At the same time, it is Prins who is the most tormented by the situation in his native land, who makes sardonic remarks about goon squads and the like. ''Sinhala kids, Tamil kids, it's all the same,'' he observes. ''Fodder for the politicos. On every side the rich are scheming and the rest are reeling.'' This consciousness, coupled with his natural drive and energy, makes the question of reconciling a desire for success in the world with an acknowledgment of that same world's glaring evils particularly pointed. Prins has, in a sense, already got his answer through his father's story: such a reconciliation is impossible. Yet he still has the optimism of youth. He cannot believe things aren't going to get better.
''The Sandglass'' is very different from Gunesekera's first novel, ''Reef,'' which was a finalist for Britain's Booker Prize. A relatively limited, unified, faux-naif story about a cook in a wealthy household, ''Reef'' has some of the most mouthwatering food writing I have ever read. The new novel is often as successful on the sentence-to-sentence level. Take this passage, when Chip is rooting about his house, trying to find some Champagne for a celebration: ''The cellar was brimming with junk. I found the bottle in the well of a dead VW wheel, as I had suspected. It was cold. The doorbell rang while I was still rummaging, seized by a need to find a screwdriver I had once lost down there.''

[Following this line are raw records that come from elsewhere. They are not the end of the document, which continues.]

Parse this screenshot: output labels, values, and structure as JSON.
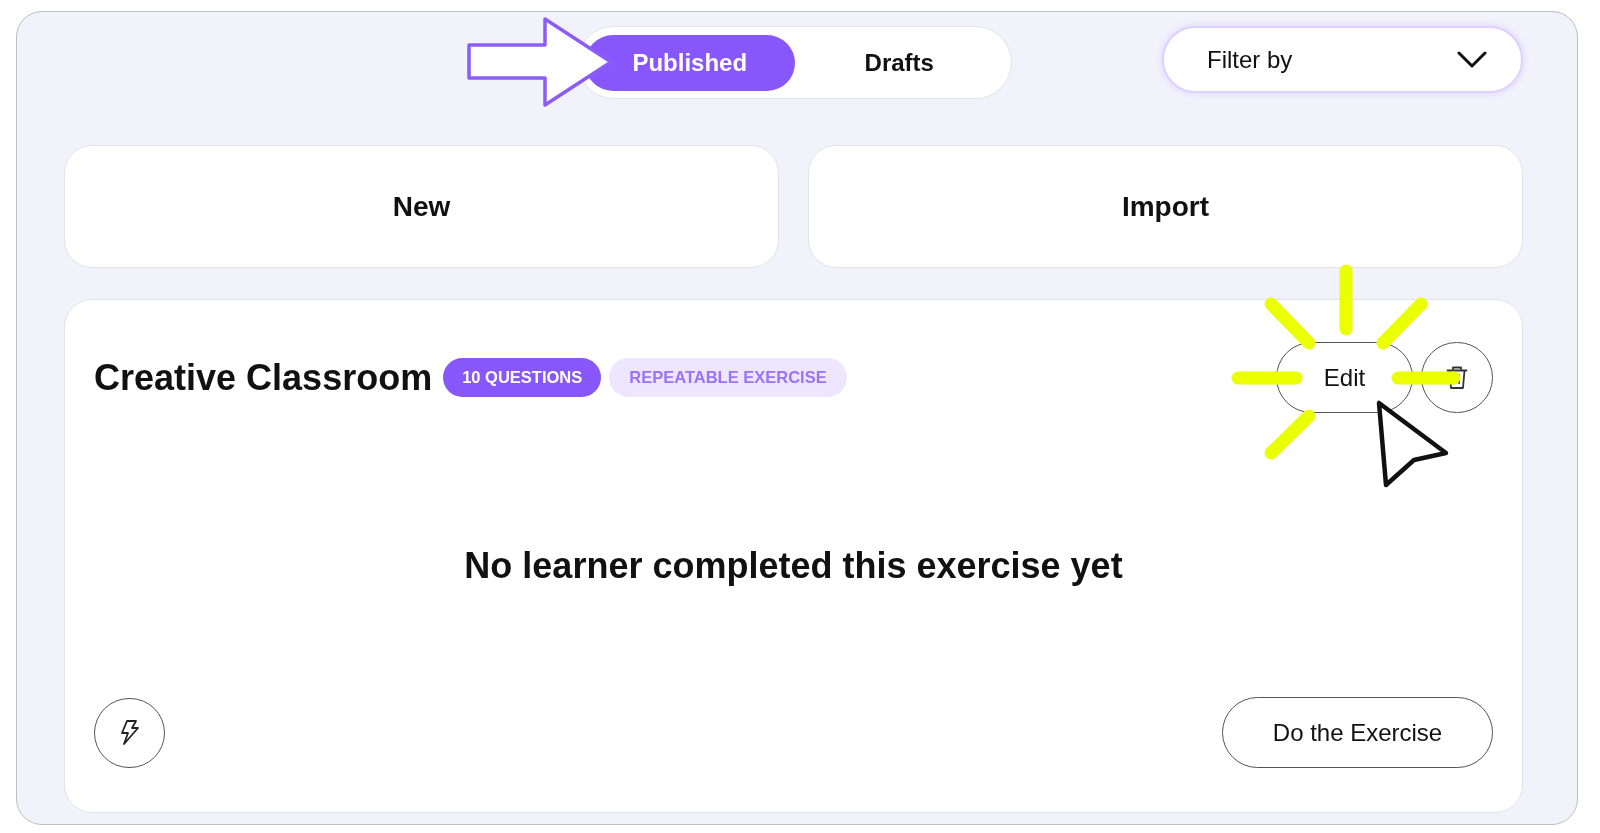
{
  "tabs": [
    {
      "label": "Published",
      "selected": true
    },
    {
      "label": "Drafts",
      "selected": false
    }
  ],
  "filter": {
    "label": "Filter by"
  },
  "actions": [
    "New",
    "Import"
  ],
  "exercise": {
    "title": "Creative Classroom",
    "badges": [
      {
        "label": "10 QUESTIONS",
        "kind": "solid"
      },
      {
        "label": "REPEATABLE EXERCISE",
        "kind": "soft"
      }
    ],
    "edit_button": "Edit",
    "empty_message": "No learner completed this exercise yet",
    "start_button": "Do the Exercise"
  }
}
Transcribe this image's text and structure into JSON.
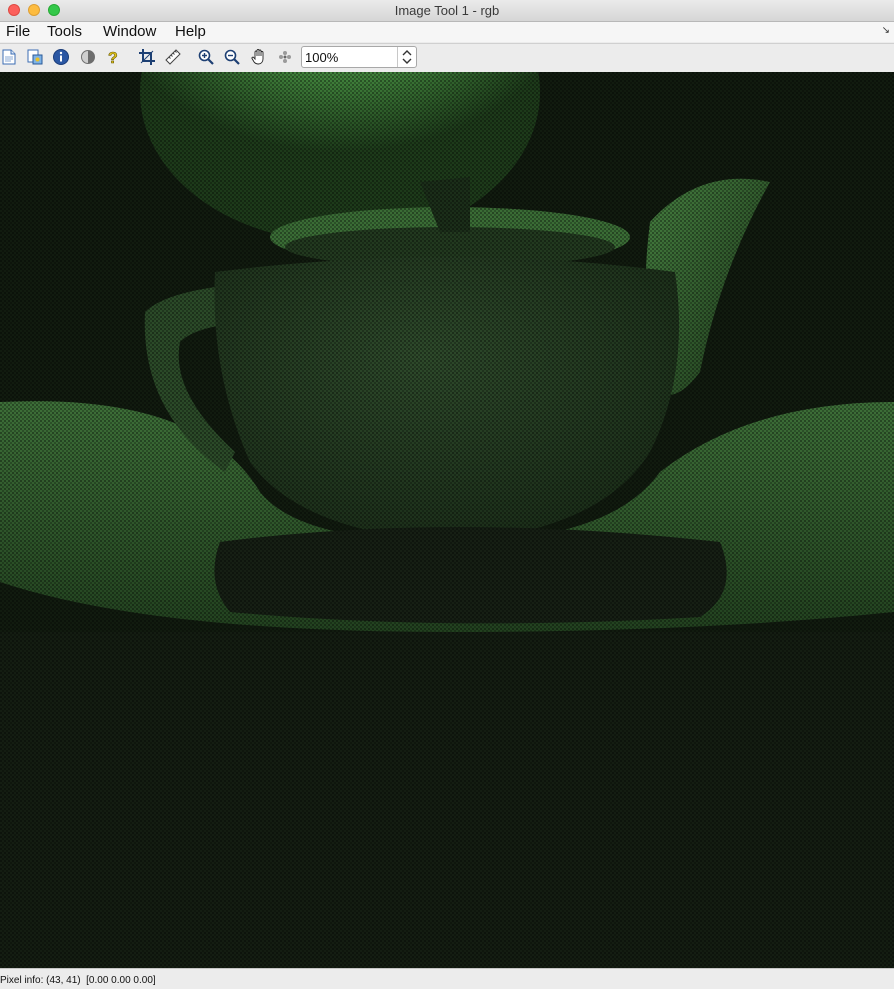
{
  "window": {
    "title": "Image Tool 1 - rgb"
  },
  "menubar": {
    "items": [
      "File",
      "Tools",
      "Window",
      "Help"
    ]
  },
  "toolbar": {
    "buttons": [
      {
        "icon": "new-document-icon"
      },
      {
        "icon": "image-properties-icon"
      },
      {
        "icon": "info-icon"
      },
      {
        "icon": "contrast-icon"
      },
      {
        "icon": "help-icon"
      },
      {
        "icon": "crop-icon"
      },
      {
        "icon": "ruler-icon"
      },
      {
        "icon": "zoom-in-icon"
      },
      {
        "icon": "zoom-out-icon"
      },
      {
        "icon": "hand-pan-icon"
      },
      {
        "icon": "move-icon"
      }
    ],
    "zoom_value": "100%"
  },
  "image": {
    "subject": "teapot on saucer, rendered in green channel",
    "tint": "#2e6a2a"
  },
  "status": {
    "pixel_info": "Pixel info: (43, 41)  [0.00 0.00 0.00]"
  }
}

''Reef'' is in some ways the more competent book. It has no awkward transitions or irritating digressions. It doesn't require two family trees to help keep the characters straight. ''The Sandglass'' may simply have too much crammed into too small a space. But there is no doubt that this is an important novel, and I would rather read it than many more timid works. It pesters, it cross-pollinates, it lingers. Early on, Chip says that he ''wouldn't know what was going on anywhere in the best of times.'' At the novel's end, although he is the only one left to put everything together, finally he cannot. His chilling explanation: ''I wanted to live in hope as much as in truth.''
17 January 1999